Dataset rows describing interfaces
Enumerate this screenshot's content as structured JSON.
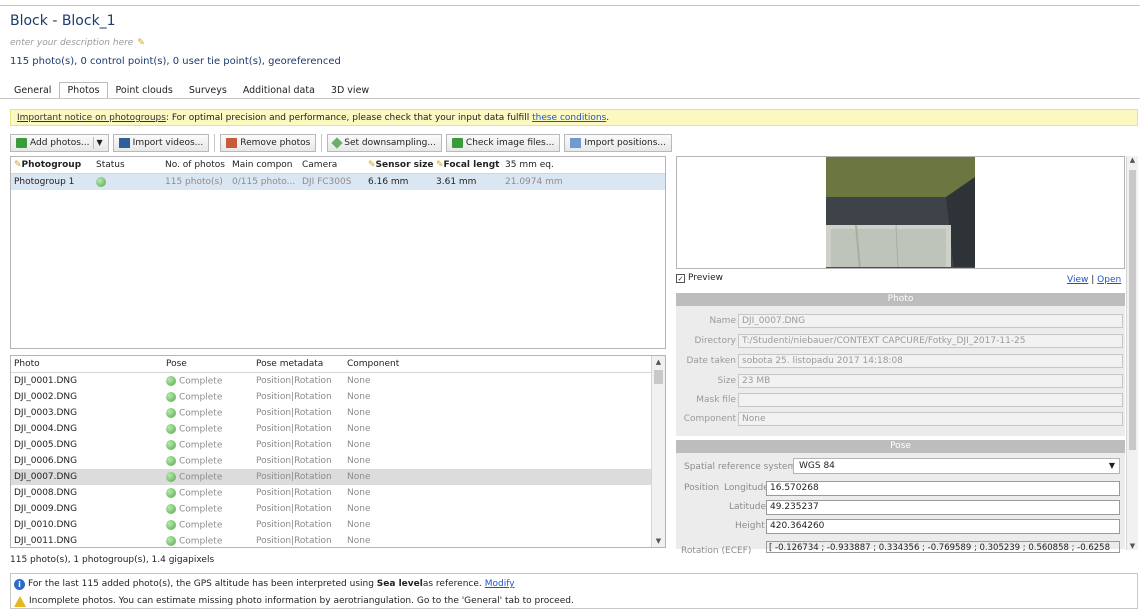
{
  "header": {
    "title": "Block - Block_1",
    "description_placeholder": "enter your description here",
    "summary": "115 photo(s), 0 control point(s), 0 user tie point(s), georeferenced"
  },
  "tabs": [
    "General",
    "Photos",
    "Point clouds",
    "Surveys",
    "Additional data",
    "3D view"
  ],
  "notice": {
    "label": "Important notice on photogroups",
    "text": ": For optimal precision and performance, please check that your input data fulfill ",
    "link": "these conditions",
    "end": "."
  },
  "toolbar": {
    "add_photos": "Add photos...",
    "import_videos": "Import videos...",
    "remove_photos": "Remove photos",
    "set_downsampling": "Set downsampling...",
    "check_image_files": "Check image files...",
    "import_positions": "Import positions..."
  },
  "photogroups": {
    "columns": [
      "Photogroup",
      "Status",
      "No. of photos",
      "Main compon",
      "Camera",
      "Sensor size",
      "Focal lengt",
      "35 mm eq."
    ],
    "rows": [
      {
        "name": "Photogroup 1",
        "photos": "115 photo(s)",
        "component": "0/115 photo...",
        "camera": "DJI FC300S",
        "sensor": "6.16 mm",
        "focal": "3.61 mm",
        "eq35": "21.0974 mm"
      }
    ]
  },
  "photos": {
    "columns": [
      "Photo",
      "Pose",
      "Pose metadata",
      "Component"
    ],
    "rows": [
      {
        "photo": "DJI_0001.DNG",
        "pose": "Complete",
        "metadata": "Position|Rotation",
        "component": "None"
      },
      {
        "photo": "DJI_0002.DNG",
        "pose": "Complete",
        "metadata": "Position|Rotation",
        "component": "None"
      },
      {
        "photo": "DJI_0003.DNG",
        "pose": "Complete",
        "metadata": "Position|Rotation",
        "component": "None"
      },
      {
        "photo": "DJI_0004.DNG",
        "pose": "Complete",
        "metadata": "Position|Rotation",
        "component": "None"
      },
      {
        "photo": "DJI_0005.DNG",
        "pose": "Complete",
        "metadata": "Position|Rotation",
        "component": "None"
      },
      {
        "photo": "DJI_0006.DNG",
        "pose": "Complete",
        "metadata": "Position|Rotation",
        "component": "None"
      },
      {
        "photo": "DJI_0007.DNG",
        "pose": "Complete",
        "metadata": "Position|Rotation",
        "component": "None"
      },
      {
        "photo": "DJI_0008.DNG",
        "pose": "Complete",
        "metadata": "Position|Rotation",
        "component": "None"
      },
      {
        "photo": "DJI_0009.DNG",
        "pose": "Complete",
        "metadata": "Position|Rotation",
        "component": "None"
      },
      {
        "photo": "DJI_0010.DNG",
        "pose": "Complete",
        "metadata": "Position|Rotation",
        "component": "None"
      },
      {
        "photo": "DJI_0011.DNG",
        "pose": "Complete",
        "metadata": "Position|Rotation",
        "component": "None"
      }
    ]
  },
  "stats": "115 photo(s), 1 photogroup(s), 1.4 gigapixels",
  "messages": {
    "info_pre": "For the last 115 added photo(s), the GPS altitude has been interpreted using ",
    "info_bold": "Sea level",
    "info_post": " as reference.",
    "info_link": "Modify",
    "warning": "Incomplete photos. You can estimate missing photo information by aerotriangulation. Go to the 'General' tab to proceed."
  },
  "preview": {
    "label": "Preview",
    "view_link": "View",
    "separator": "|",
    "open_link": "Open"
  },
  "photo_section": {
    "header": "Photo",
    "name_label": "Name",
    "name": "DJI_0007.DNG",
    "directory_label": "Directory",
    "directory": "T:/Studenti/niebauer/CONTEXT CAPCURE/Fotky_DJI_2017-11-25",
    "date_label": "Date taken",
    "date": "sobota 25. listopadu 2017 14:18:08",
    "size_label": "Size",
    "size": "23 MB",
    "mask_label": "Mask file",
    "mask": "",
    "component_label": "Component",
    "component": "None"
  },
  "pose_section": {
    "header": "Pose",
    "srs_label": "Spatial reference system:",
    "srs_value": "WGS 84",
    "position_label": "Position",
    "longitude_label": "Longitude",
    "longitude": "16.570268",
    "latitude_label": "Latitude",
    "latitude": "49.235237",
    "height_label": "Height",
    "height": "420.364260",
    "rotation_label": "Rotation (ECEF)",
    "rotation": "[ -0.126734 ; -0.933887 ; 0.334356 ; -0.769589 ; 0.305239 ; 0.560858 ; -0.6258"
  },
  "colors": {
    "title": "#1a3c6e",
    "link": "#1a56c8",
    "notice_bg": "#fbf8c2",
    "selected_row": "#dbe6f3",
    "ok_green": "#52a84a"
  }
}
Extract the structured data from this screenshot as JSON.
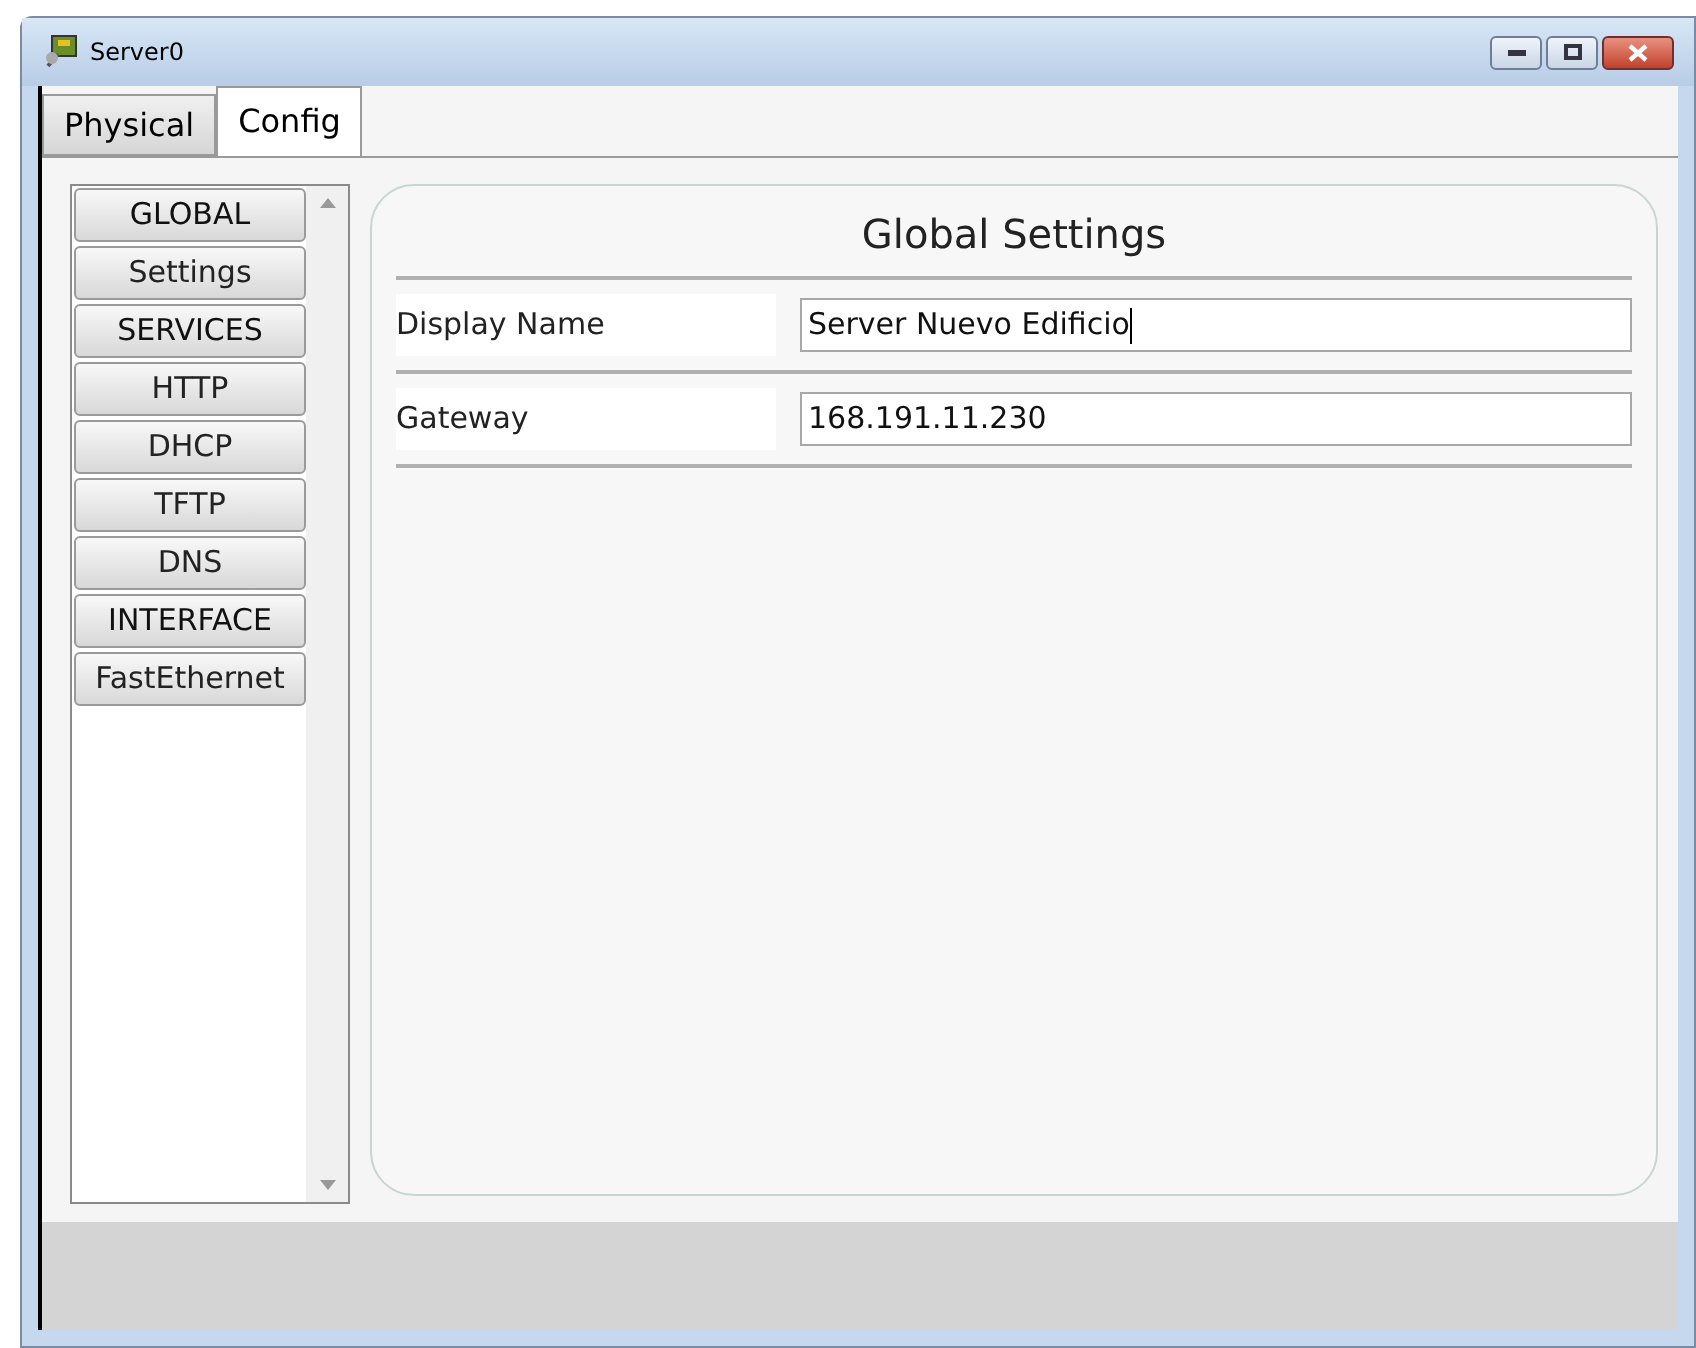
{
  "window": {
    "title": "Server0"
  },
  "tabs": [
    {
      "label": "Physical",
      "selected": false
    },
    {
      "label": "Config",
      "selected": true
    }
  ],
  "sidebar": {
    "items": [
      {
        "label": "GLOBAL",
        "kind": "header"
      },
      {
        "label": "Settings",
        "kind": "item"
      },
      {
        "label": "SERVICES",
        "kind": "header"
      },
      {
        "label": "HTTP",
        "kind": "item"
      },
      {
        "label": "DHCP",
        "kind": "item"
      },
      {
        "label": "TFTP",
        "kind": "item"
      },
      {
        "label": "DNS",
        "kind": "item"
      },
      {
        "label": "INTERFACE",
        "kind": "header"
      },
      {
        "label": "FastEthernet",
        "kind": "item"
      }
    ]
  },
  "panel": {
    "title": "Global Settings",
    "fields": [
      {
        "label": "Display Name",
        "value": "Server Nuevo Edificio",
        "focused": true
      },
      {
        "label": "Gateway",
        "value": "168.191.11.230",
        "focused": false
      }
    ]
  }
}
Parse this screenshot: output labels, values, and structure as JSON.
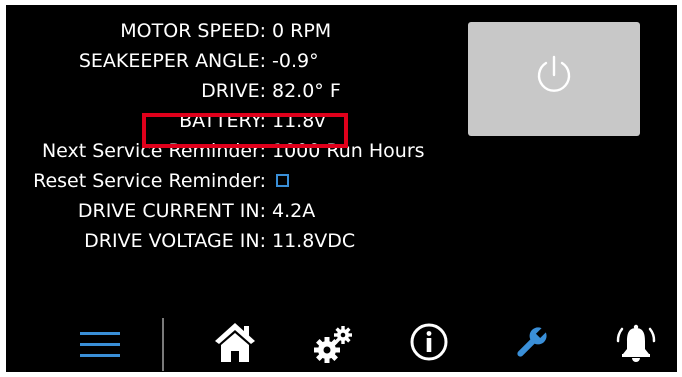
{
  "readouts": [
    {
      "label": "MOTOR SPEED:",
      "value": "0 RPM"
    },
    {
      "label": "SEAKEEPER ANGLE:",
      "value": "-0.9°"
    },
    {
      "label": "DRIVE:",
      "value": "82.0° F"
    },
    {
      "label": "BATTERY:",
      "value": "11.8v"
    },
    {
      "label": "Next Service Reminder:",
      "value": "1000 Run Hours"
    },
    {
      "label": "Reset Service Reminder:",
      "value": ""
    },
    {
      "label": "DRIVE CURRENT IN:",
      "value": "4.2A"
    },
    {
      "label": "DRIVE VOLTAGE IN:",
      "value": "11.8VDC"
    }
  ],
  "reset_checkbox_checked": false,
  "nav": {
    "items": [
      {
        "icon": "menu-icon",
        "color": "#3a8fd8"
      },
      {
        "icon": "home-icon",
        "color": "#ffffff"
      },
      {
        "icon": "gears-icon",
        "color": "#ffffff"
      },
      {
        "icon": "info-icon",
        "color": "#ffffff"
      },
      {
        "icon": "wrench-icon",
        "color": "#3a8fd8",
        "active": true
      },
      {
        "icon": "alarm-bell-icon",
        "color": "#ffffff"
      }
    ]
  },
  "colors": {
    "background": "#000000",
    "text": "#ffffff",
    "accent": "#3a8fd8",
    "highlight": "#e0001b",
    "power_button": "#c8c8c8"
  }
}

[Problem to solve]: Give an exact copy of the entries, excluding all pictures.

[Exercise result]:
Enumerate this screenshot's content as structured JSON.
{
  "header": {
    "title": "Block - Block_1",
    "description_placeholder": "enter your description here",
    "summary": "115 photo(s), 0 control point(s), 0 user tie point(s), georeferenced"
  },
  "tabs": [
    "General",
    "Photos",
    "Point clouds",
    "Surveys",
    "Additional data",
    "3D view"
  ],
  "notice": {
    "label": "Important notice on photogroups",
    "text": ": For optimal precision and performance, please check that your input data fulfill ",
    "link": "these conditions",
    "end": "."
  },
  "toolbar": {
    "add_photos": "Add photos...",
    "import_videos": "Import videos...",
    "remove_photos": "Remove photos",
    "set_downsampling": "Set downsampling...",
    "check_image_files": "Check image files...",
    "import_positions": "Import positions..."
  },
  "photogroups": {
    "columns": [
      "Photogroup",
      "Status",
      "No. of photos",
      "Main compon",
      "Camera",
      "Sensor size",
      "Focal lengt",
      "35 mm eq."
    ],
    "rows": [
      {
        "name": "Photogroup 1",
        "photos": "115 photo(s)",
        "component": "0/115 photo...",
        "camera": "DJI FC300S",
        "sensor": "6.16 mm",
        "focal": "3.61 mm",
        "eq35": "21.0974 mm"
      }
    ]
  },
  "photos": {
    "columns": [
      "Photo",
      "Pose",
      "Pose metadata",
      "Component"
    ],
    "rows": [
      {
        "photo": "DJI_0001.DNG",
        "pose": "Complete",
        "metadata": "Position|Rotation",
        "component": "None"
      },
      {
        "photo": "DJI_0002.DNG",
        "pose": "Complete",
        "metadata": "Position|Rotation",
        "component": "None"
      },
      {
        "photo": "DJI_0003.DNG",
        "pose": "Complete",
        "metadata": "Position|Rotation",
        "component": "None"
      },
      {
        "photo": "DJI_0004.DNG",
        "pose": "Complete",
        "metadata": "Position|Rotation",
        "component": "None"
      },
      {
        "photo": "DJI_0005.DNG",
        "pose": "Complete",
        "metadata": "Position|Rotation",
        "component": "None"
      },
      {
        "photo": "DJI_0006.DNG",
        "pose": "Complete",
        "metadata": "Position|Rotation",
        "component": "None"
      },
      {
        "photo": "DJI_0007.DNG",
        "pose": "Complete",
        "metadata": "Position|Rotation",
        "component": "None"
      },
      {
        "photo": "DJI_0008.DNG",
        "pose": "Complete",
        "metadata": "Position|Rotation",
        "component": "None"
      },
      {
        "photo": "DJI_0009.DNG",
        "pose": "Complete",
        "metadata": "Position|Rotation",
        "component": "None"
      },
      {
        "photo": "DJI_0010.DNG",
        "pose": "Complete",
        "metadata": "Position|Rotation",
        "component": "None"
      },
      {
        "photo": "DJI_0011.DNG",
        "pose": "Complete",
        "metadata": "Position|Rotation",
        "component": "None"
      }
    ]
  },
  "stats": "115 photo(s), 1 photogroup(s), 1.4 gigapixels",
  "messages": {
    "info_pre": "For the last 115 added photo(s), the GPS altitude has been interpreted using ",
    "info_bold": "Sea level",
    "info_post": " as reference.",
    "info_link": "Modify",
    "warning": "Incomplete photos. You can estimate missing photo information by aerotriangulation. Go to the 'General' tab to proceed."
  },
  "preview": {
    "label": "Preview",
    "view_link": "View",
    "separator": "|",
    "open_link": "Open"
  },
  "photo_section": {
    "header": "Photo",
    "name_label": "Name",
    "name": "DJI_0007.DNG",
    "directory_label": "Directory",
    "directory": "T:/Studenti/niebauer/CONTEXT CAPCURE/Fotky_DJI_2017-11-25",
    "date_label": "Date taken",
    "date": "sobota 25. listopadu 2017 14:18:08",
    "size_label": "Size",
    "size": "23 MB",
    "mask_label": "Mask file",
    "mask": "",
    "component_label": "Component",
    "component": "None"
  },
  "pose_section": {
    "header": "Pose",
    "srs_label": "Spatial reference system:",
    "srs_value": "WGS 84",
    "position_label": "Position",
    "longitude_label": "Longitude",
    "longitude": "16.570268",
    "latitude_label": "Latitude",
    "latitude": "49.235237",
    "height_label": "Height",
    "height": "420.364260",
    "rotation_label": "Rotation (ECEF)",
    "rotation": "[ -0.126734 ; -0.933887 ; 0.334356 ; -0.769589 ; 0.305239 ; 0.560858 ; -0.6258"
  },
  "colors": {
    "title": "#1a3c6e",
    "link": "#1a56c8",
    "notice_bg": "#fbf8c2",
    "selected_row": "#dbe6f3",
    "ok_green": "#52a84a"
  }
}
Extract the structured data from this screenshot as JSON.
{
  "window": {
    "title": "Server0"
  },
  "tabs": [
    {
      "label": "Physical",
      "selected": false
    },
    {
      "label": "Config",
      "selected": true
    }
  ],
  "sidebar": {
    "items": [
      {
        "label": "GLOBAL",
        "kind": "header"
      },
      {
        "label": "Settings",
        "kind": "item"
      },
      {
        "label": "SERVICES",
        "kind": "header"
      },
      {
        "label": "HTTP",
        "kind": "item"
      },
      {
        "label": "DHCP",
        "kind": "item"
      },
      {
        "label": "TFTP",
        "kind": "item"
      },
      {
        "label": "DNS",
        "kind": "item"
      },
      {
        "label": "INTERFACE",
        "kind": "header"
      },
      {
        "label": "FastEthernet",
        "kind": "item"
      }
    ]
  },
  "panel": {
    "title": "Global Settings",
    "fields": [
      {
        "label": "Display Name",
        "value": "Server Nuevo Edificio",
        "focused": true
      },
      {
        "label": "Gateway",
        "value": "168.191.11.230",
        "focused": false
      }
    ]
  }
}
Parse this screenshot: output labels, values, and structure as JSON.
{
  "readouts": [
    {
      "label": "MOTOR SPEED:",
      "value": "0 RPM"
    },
    {
      "label": "SEAKEEPER ANGLE:",
      "value": "-0.9°"
    },
    {
      "label": "DRIVE:",
      "value": "82.0° F"
    },
    {
      "label": "BATTERY:",
      "value": "11.8v"
    },
    {
      "label": "Next Service Reminder:",
      "value": "1000 Run Hours"
    },
    {
      "label": "Reset Service Reminder:",
      "value": ""
    },
    {
      "label": "DRIVE CURRENT IN:",
      "value": "4.2A"
    },
    {
      "label": "DRIVE VOLTAGE IN:",
      "value": "11.8VDC"
    }
  ],
  "reset_checkbox_checked": false,
  "nav": {
    "items": [
      {
        "icon": "menu-icon",
        "color": "#3a8fd8"
      },
      {
        "icon": "home-icon",
        "color": "#ffffff"
      },
      {
        "icon": "gears-icon",
        "color": "#ffffff"
      },
      {
        "icon": "info-icon",
        "color": "#ffffff"
      },
      {
        "icon": "wrench-icon",
        "color": "#3a8fd8",
        "active": true
      },
      {
        "icon": "alarm-bell-icon",
        "color": "#ffffff"
      }
    ]
  },
  "colors": {
    "background": "#000000",
    "text": "#ffffff",
    "accent": "#3a8fd8",
    "highlight": "#e0001b",
    "power_button": "#c8c8c8"
  }
}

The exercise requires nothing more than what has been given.